Support the most vulnerable first

It is critical to first support essential workers who are key to maintaining a fundamental quality of life, particularly during a pandemic—this means prioritizing their mobility needs to make sure commutes are unimpeded. After supporting essential workers, it is vital to properly contextualize and amplify public health guidance, plan safer streets for today and tomorrow, ensure flexibility for small businesses, and bring communities into the decision-making process.

Infuse dignity

Conversations about COVID in the built environment often revolve around notions of preventing discomfort, which undermines the true urgency and crisis experienced by so many. Instead, focus on policies implementing harm reduction, a strategy centered around reducing negative consequences that impact vulnerable populations. City leaders can start by addressing traumas such as environmental toxicity, redlining, and health disparities exacerbated by the virus, all while maintaining dignity and respect for those who have experienced trauma.

Prioritize equity

”If equity is only your priority in times of ease and surplus, then it was never really your priority.” — City of San Antonio, Office of Equity

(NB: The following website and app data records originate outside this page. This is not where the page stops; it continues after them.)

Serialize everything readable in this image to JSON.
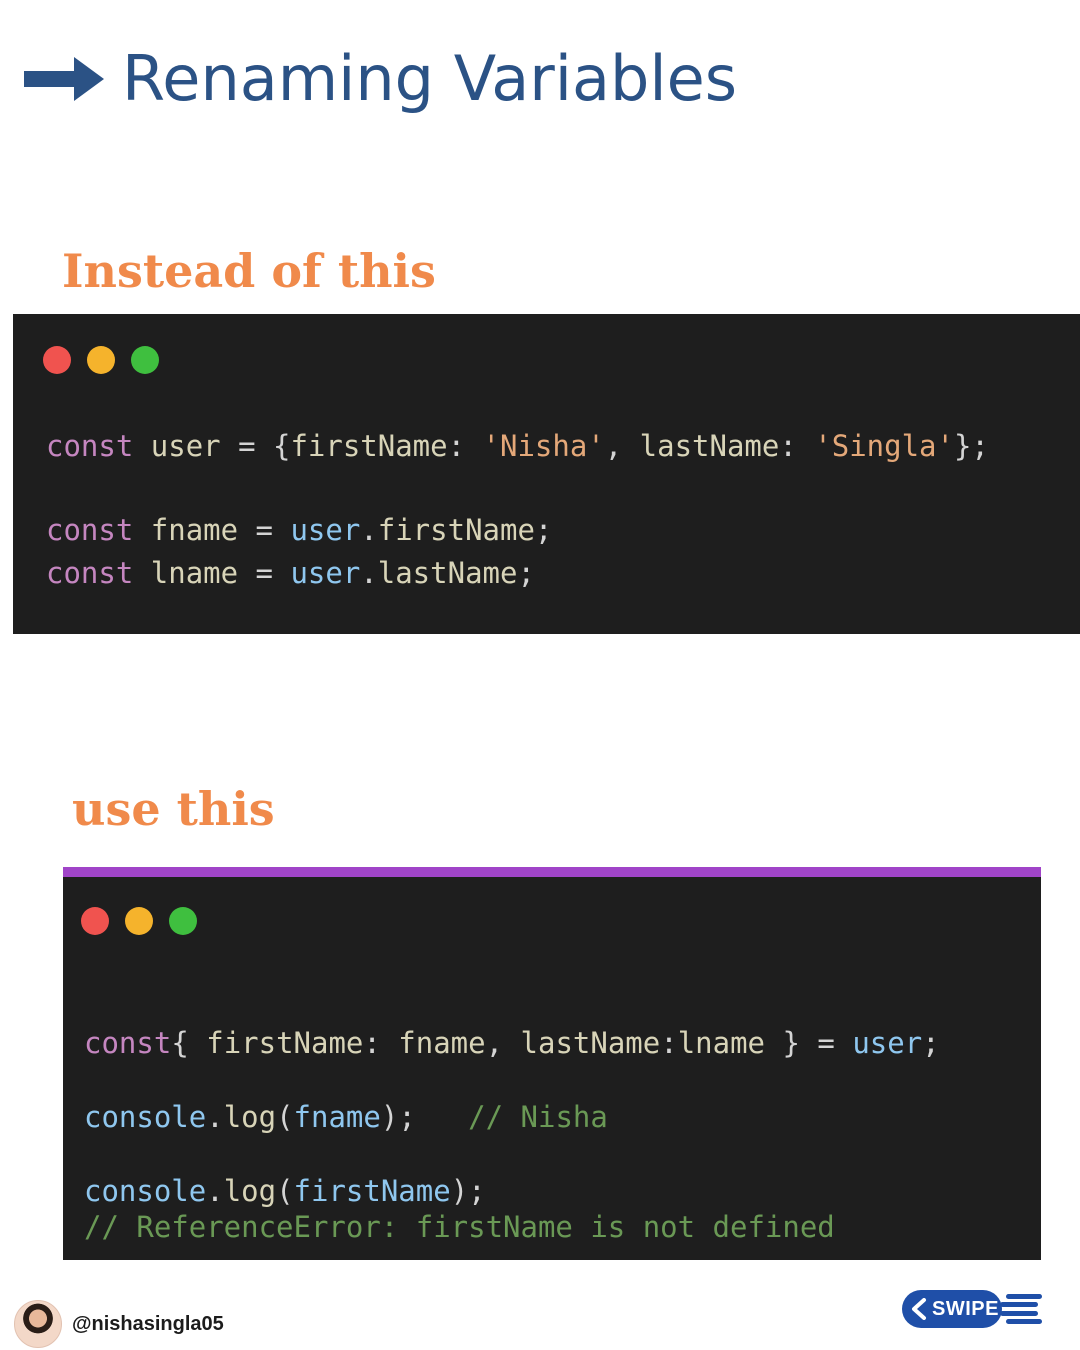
{
  "header": {
    "title": "Renaming Variables",
    "arrow_color": "#2b5285"
  },
  "sections": [
    {
      "label": "Instead of this",
      "code_lines": [
        [
          {
            "t": "const",
            "c": "kw"
          },
          {
            "t": " user ",
            "c": "ident"
          },
          {
            "t": "= {",
            "c": "pun"
          },
          {
            "t": "firstName",
            "c": "ident"
          },
          {
            "t": ": ",
            "c": "pun"
          },
          {
            "t": "'Nisha'",
            "c": "str"
          },
          {
            "t": ", ",
            "c": "pun"
          },
          {
            "t": "lastName",
            "c": "ident"
          },
          {
            "t": ": ",
            "c": "pun"
          },
          {
            "t": "'Singla'",
            "c": "str"
          },
          {
            "t": "};",
            "c": "pun"
          }
        ],
        [],
        [
          {
            "t": "const",
            "c": "kw"
          },
          {
            "t": " fname ",
            "c": "ident"
          },
          {
            "t": "= ",
            "c": "pun"
          },
          {
            "t": "user",
            "c": "obj"
          },
          {
            "t": ".",
            "c": "pun"
          },
          {
            "t": "firstName",
            "c": "ident"
          },
          {
            "t": ";",
            "c": "pun"
          }
        ],
        [
          {
            "t": "const",
            "c": "kw"
          },
          {
            "t": " lname ",
            "c": "ident"
          },
          {
            "t": "= ",
            "c": "pun"
          },
          {
            "t": "user",
            "c": "obj"
          },
          {
            "t": ".",
            "c": "pun"
          },
          {
            "t": "lastName",
            "c": "ident"
          },
          {
            "t": ";",
            "c": "pun"
          }
        ]
      ]
    },
    {
      "label": "use this",
      "code_lines": [
        [
          {
            "t": "const",
            "c": "kw"
          },
          {
            "t": "{ ",
            "c": "pun"
          },
          {
            "t": "firstName",
            "c": "ident"
          },
          {
            "t": ": ",
            "c": "pun"
          },
          {
            "t": "fname",
            "c": "ident"
          },
          {
            "t": ", ",
            "c": "pun"
          },
          {
            "t": "lastName",
            "c": "ident"
          },
          {
            "t": ":",
            "c": "pun"
          },
          {
            "t": "lname",
            "c": "ident"
          },
          {
            "t": " } = ",
            "c": "pun"
          },
          {
            "t": "user",
            "c": "obj"
          },
          {
            "t": ";",
            "c": "pun"
          }
        ],
        [],
        [
          {
            "t": "console",
            "c": "obj"
          },
          {
            "t": ".",
            "c": "pun"
          },
          {
            "t": "log",
            "c": "ident"
          },
          {
            "t": "(",
            "c": "pun"
          },
          {
            "t": "fname",
            "c": "obj"
          },
          {
            "t": ");   ",
            "c": "pun"
          },
          {
            "t": "// Nisha",
            "c": "cmt"
          }
        ],
        [],
        [
          {
            "t": "console",
            "c": "obj"
          },
          {
            "t": ".",
            "c": "pun"
          },
          {
            "t": "log",
            "c": "ident"
          },
          {
            "t": "(",
            "c": "pun"
          },
          {
            "t": "firstName",
            "c": "obj"
          },
          {
            "t": ");",
            "c": "pun"
          }
        ],
        [
          {
            "t": "// ReferenceError: firstName is not defined",
            "c": "cmt"
          }
        ]
      ]
    }
  ],
  "window_controls": {
    "red": "#f0534f",
    "yellow": "#f5b32c",
    "green": "#3fbf3f"
  },
  "footer": {
    "handle": "@nishasingla05",
    "swipe_label": "SWIPE"
  }
}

Those who influence equitable outcomes must first address existing disparities impacting historically marginalized populations as well as handle new instances of inequity as they arise. City leaders must ensure that programs and policies do not worsen existing disparities for the marginalized and have a clear plan that evaluates the impacts and mitigates harm inflicted on the marginalized. Finally, leaders can equitably engage stakeholders and members of the community by addressing cultural, linguistic, accessible, or economic barriers.

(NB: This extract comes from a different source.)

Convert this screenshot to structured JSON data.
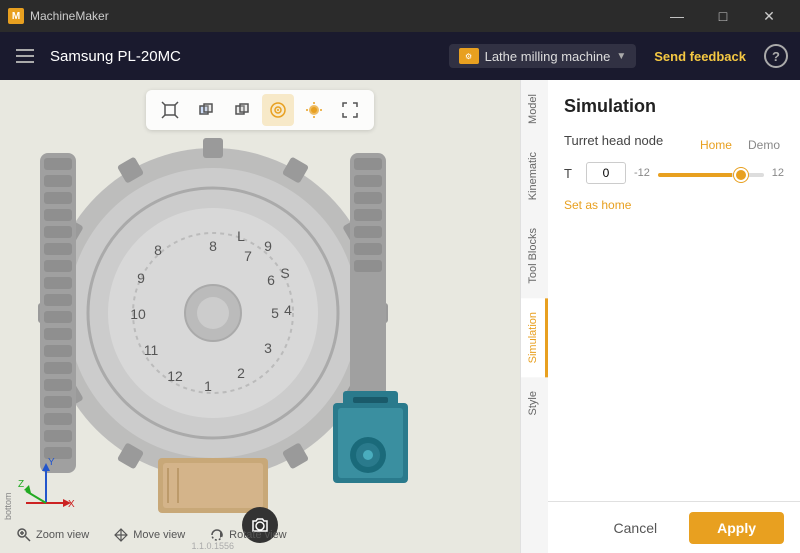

About the Speakers

Zabe Bent  |  Director of Design, NACTO
Zabe Bent has nearly 20 years of experience in multimodal planning and urban development. She is skilled at conceptual design, transit planning, and communications. As a Principal Planner at the San Francisco County Transportation Authority, Zabe managed a range of efforts including advancing two of San Francisco’s key bus rapid transit corridors, its congestion pricing feasibility study, the update to SF’s long range countywide transportation plan, as well as several neighborhood transportation plans. Zabe also worked across the country as a Principal at Nelson\Nygaard and independently in cities like Boston, Addis Ababa, and Nairobi, focusing on complete streets design and policy, and bus rapid transit.

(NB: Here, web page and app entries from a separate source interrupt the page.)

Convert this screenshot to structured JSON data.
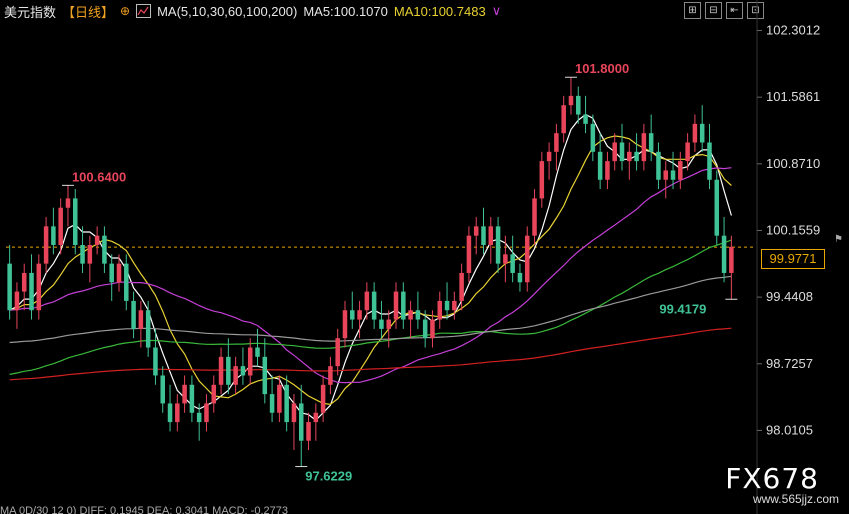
{
  "header": {
    "symbol": "美元指数",
    "timeframe": "【日线】",
    "cross_icon": "⊕",
    "ma_icon": "chart-icon",
    "ma_label": "MA(5,10,30,60,100,200)",
    "ma5": "MA5:100.1070",
    "ma10": "MA10:100.7483",
    "chevron": "∨"
  },
  "toolbar": [
    "⊞",
    "⊟",
    "⇤",
    "⊡"
  ],
  "watermark": {
    "brand": "FX678",
    "url": "www.565jjz.com"
  },
  "bottom_text": "MA 0D/30 12 0) DIFF: 0.1945 DEA: 0.3041 MACD: -0.2773",
  "current_price": "99.9771",
  "chart_data": {
    "type": "candlestick",
    "ylim": [
      97.5,
      102.5
    ],
    "y_ticks": [
      "102.3012",
      "101.5861",
      "100.8710",
      "100.1559",
      "99.4408",
      "98.7257",
      "98.0105"
    ],
    "annotations": [
      {
        "text": "100.6400",
        "value": 100.64
      },
      {
        "text": "101.8000",
        "value": 101.8
      },
      {
        "text": "97.6229",
        "value": 97.6229
      },
      {
        "text": "99.4179",
        "value": 99.4179
      }
    ],
    "ohlc": [
      [
        99.8,
        100.0,
        99.2,
        99.3
      ],
      [
        99.3,
        99.6,
        99.1,
        99.5
      ],
      [
        99.5,
        99.8,
        99.3,
        99.7
      ],
      [
        99.7,
        99.9,
        99.2,
        99.3
      ],
      [
        99.3,
        99.9,
        99.2,
        99.8
      ],
      [
        99.8,
        100.3,
        99.7,
        100.2
      ],
      [
        100.2,
        100.4,
        99.9,
        100.0
      ],
      [
        100.0,
        100.5,
        99.9,
        100.4
      ],
      [
        100.4,
        100.64,
        100.2,
        100.5
      ],
      [
        100.5,
        100.6,
        99.9,
        100.0
      ],
      [
        100.0,
        100.2,
        99.7,
        99.8
      ],
      [
        99.8,
        100.1,
        99.6,
        100.0
      ],
      [
        100.0,
        100.2,
        99.9,
        100.1
      ],
      [
        100.1,
        100.2,
        99.7,
        99.8
      ],
      [
        99.8,
        99.9,
        99.4,
        99.6
      ],
      [
        99.6,
        99.9,
        99.5,
        99.8
      ],
      [
        99.8,
        99.9,
        99.3,
        99.4
      ],
      [
        99.4,
        99.5,
        99.0,
        99.1
      ],
      [
        99.1,
        99.4,
        98.9,
        99.3
      ],
      [
        99.3,
        99.4,
        98.8,
        98.9
      ],
      [
        98.9,
        99.1,
        98.5,
        98.6
      ],
      [
        98.6,
        98.7,
        98.2,
        98.3
      ],
      [
        98.3,
        98.5,
        98.0,
        98.1
      ],
      [
        98.1,
        98.4,
        98.0,
        98.3
      ],
      [
        98.3,
        98.6,
        98.2,
        98.5
      ],
      [
        98.5,
        98.6,
        98.1,
        98.2
      ],
      [
        98.2,
        98.3,
        97.9,
        98.1
      ],
      [
        98.1,
        98.4,
        98.0,
        98.3
      ],
      [
        98.3,
        98.6,
        98.2,
        98.5
      ],
      [
        98.5,
        98.9,
        98.4,
        98.8
      ],
      [
        98.8,
        99.0,
        98.4,
        98.5
      ],
      [
        98.5,
        98.8,
        98.4,
        98.7
      ],
      [
        98.7,
        98.9,
        98.5,
        98.6
      ],
      [
        98.6,
        99.0,
        98.5,
        98.9
      ],
      [
        98.9,
        99.1,
        98.7,
        98.8
      ],
      [
        98.8,
        99.0,
        98.3,
        98.4
      ],
      [
        98.4,
        98.6,
        98.1,
        98.2
      ],
      [
        98.2,
        98.6,
        98.1,
        98.5
      ],
      [
        98.5,
        98.6,
        98.0,
        98.1
      ],
      [
        98.1,
        98.4,
        97.8,
        98.3
      ],
      [
        98.3,
        98.5,
        97.6229,
        97.9
      ],
      [
        97.9,
        98.2,
        97.8,
        98.1
      ],
      [
        98.1,
        98.3,
        97.9,
        98.2
      ],
      [
        98.2,
        98.6,
        98.1,
        98.5
      ],
      [
        98.5,
        98.8,
        98.4,
        98.7
      ],
      [
        98.7,
        99.1,
        98.6,
        99.0
      ],
      [
        99.0,
        99.4,
        98.9,
        99.3
      ],
      [
        99.3,
        99.5,
        99.1,
        99.2
      ],
      [
        99.2,
        99.4,
        99.0,
        99.3
      ],
      [
        99.3,
        99.6,
        99.2,
        99.5
      ],
      [
        99.5,
        99.6,
        99.1,
        99.2
      ],
      [
        99.2,
        99.4,
        99.0,
        99.1
      ],
      [
        99.1,
        99.3,
        98.9,
        99.2
      ],
      [
        99.2,
        99.6,
        99.1,
        99.5
      ],
      [
        99.5,
        99.6,
        99.1,
        99.2
      ],
      [
        99.2,
        99.4,
        99.0,
        99.3
      ],
      [
        99.3,
        99.5,
        99.1,
        99.2
      ],
      [
        99.2,
        99.3,
        98.9,
        99.0
      ],
      [
        99.0,
        99.3,
        98.9,
        99.2
      ],
      [
        99.2,
        99.5,
        99.1,
        99.4
      ],
      [
        99.4,
        99.6,
        99.2,
        99.3
      ],
      [
        99.3,
        99.5,
        99.2,
        99.4
      ],
      [
        99.4,
        99.8,
        99.3,
        99.7
      ],
      [
        99.7,
        100.2,
        99.6,
        100.1
      ],
      [
        100.1,
        100.3,
        99.9,
        100.2
      ],
      [
        100.2,
        100.4,
        99.9,
        100.0
      ],
      [
        100.0,
        100.3,
        99.8,
        100.2
      ],
      [
        100.2,
        100.3,
        99.7,
        99.8
      ],
      [
        99.8,
        100.1,
        99.6,
        99.9
      ],
      [
        99.9,
        100.1,
        99.6,
        99.7
      ],
      [
        99.7,
        99.8,
        99.5,
        99.6
      ],
      [
        99.6,
        100.2,
        99.5,
        100.1
      ],
      [
        100.1,
        100.6,
        100.0,
        100.5
      ],
      [
        100.5,
        101.0,
        100.4,
        100.9
      ],
      [
        100.9,
        101.1,
        100.7,
        101.0
      ],
      [
        101.0,
        101.3,
        100.8,
        101.2
      ],
      [
        101.2,
        101.6,
        101.1,
        101.5
      ],
      [
        101.5,
        101.8,
        101.4,
        101.6
      ],
      [
        101.6,
        101.7,
        101.3,
        101.4
      ],
      [
        101.4,
        101.6,
        101.2,
        101.3
      ],
      [
        101.3,
        101.4,
        100.9,
        101.0
      ],
      [
        101.0,
        101.2,
        100.6,
        100.7
      ],
      [
        100.7,
        101.0,
        100.6,
        100.9
      ],
      [
        100.9,
        101.2,
        100.8,
        101.1
      ],
      [
        101.1,
        101.3,
        100.8,
        100.9
      ],
      [
        100.9,
        101.1,
        100.7,
        101.0
      ],
      [
        101.0,
        101.2,
        100.8,
        100.9
      ],
      [
        100.9,
        101.3,
        100.8,
        101.2
      ],
      [
        101.2,
        101.4,
        100.9,
        101.0
      ],
      [
        101.0,
        101.1,
        100.6,
        100.7
      ],
      [
        100.7,
        100.9,
        100.5,
        100.8
      ],
      [
        100.8,
        101.0,
        100.6,
        100.7
      ],
      [
        100.7,
        101.0,
        100.6,
        100.9
      ],
      [
        100.9,
        101.2,
        100.8,
        101.1
      ],
      [
        101.1,
        101.4,
        101.0,
        101.3
      ],
      [
        101.3,
        101.5,
        101.0,
        101.1
      ],
      [
        101.1,
        101.3,
        100.6,
        100.7
      ],
      [
        100.7,
        100.8,
        100.0,
        100.1
      ],
      [
        100.1,
        100.3,
        99.6,
        99.7
      ],
      [
        99.7,
        100.1,
        99.4179,
        99.98
      ]
    ],
    "ma_series": [
      {
        "name": "MA5",
        "color": "#ffffff"
      },
      {
        "name": "MA10",
        "color": "#e8d233"
      },
      {
        "name": "MA30",
        "color": "#c43fd6"
      },
      {
        "name": "MA60",
        "color": "#39b83a"
      },
      {
        "name": "MA100",
        "color": "#9a9a9a"
      },
      {
        "name": "MA200",
        "color": "#d02020"
      }
    ],
    "up_color": "#e8455a",
    "down_color": "#3fc295",
    "reference_line": 99.9771
  }
}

Dr. Destiny Thomas  |  Founder and CEO, Thrivance Group
Dr. Destiny Thomas is the Founder and Chief Executive Officer of Thrivance Group. An Anthropologist Planner from Oakland, CA, Dr. Thomas, has a combined 6 years of experience working in a Project Manager capacity within government agencies and 7 years of experience leading key advancements in racial equity initiatives across California, by way of community organizing, policy writing, and non-profit management in communities that have been most impacted by racial inequities. Areas of interest include: racial equity, implementing the “dignity-infused community engagement” methodology, anti-displacement studies, healing environmental and infrastructural trauma, and bolstering agency and voice in marginalized communities within municipal planning processes. In 2020, Dr. Thomas launched a culturally rooted, trauma-informed enterprise geared toward building capacity for these values within municipal agencies, direct service providers, and advocacy organizations.

Ariel Ward  |  Transportation Engineer, SFMTA
Ariel Ward is a transportation engineer and planner by day and all things creative by night. A proud alumna of Howard University, she is inspired by community, compassion, and culture. Through community-based transportation planning, Ariel has sought to understand how urban planning and engineering can be used to generate solutions in communities where it once furthered inequity. With over 6 years of experience in both the private and public sector, she recognizes that transportation is a critical pathway to connecting people to people, resources, and opportunity – regardless of the circumstances of their birth or background.

Featured photo courtesy of NACTO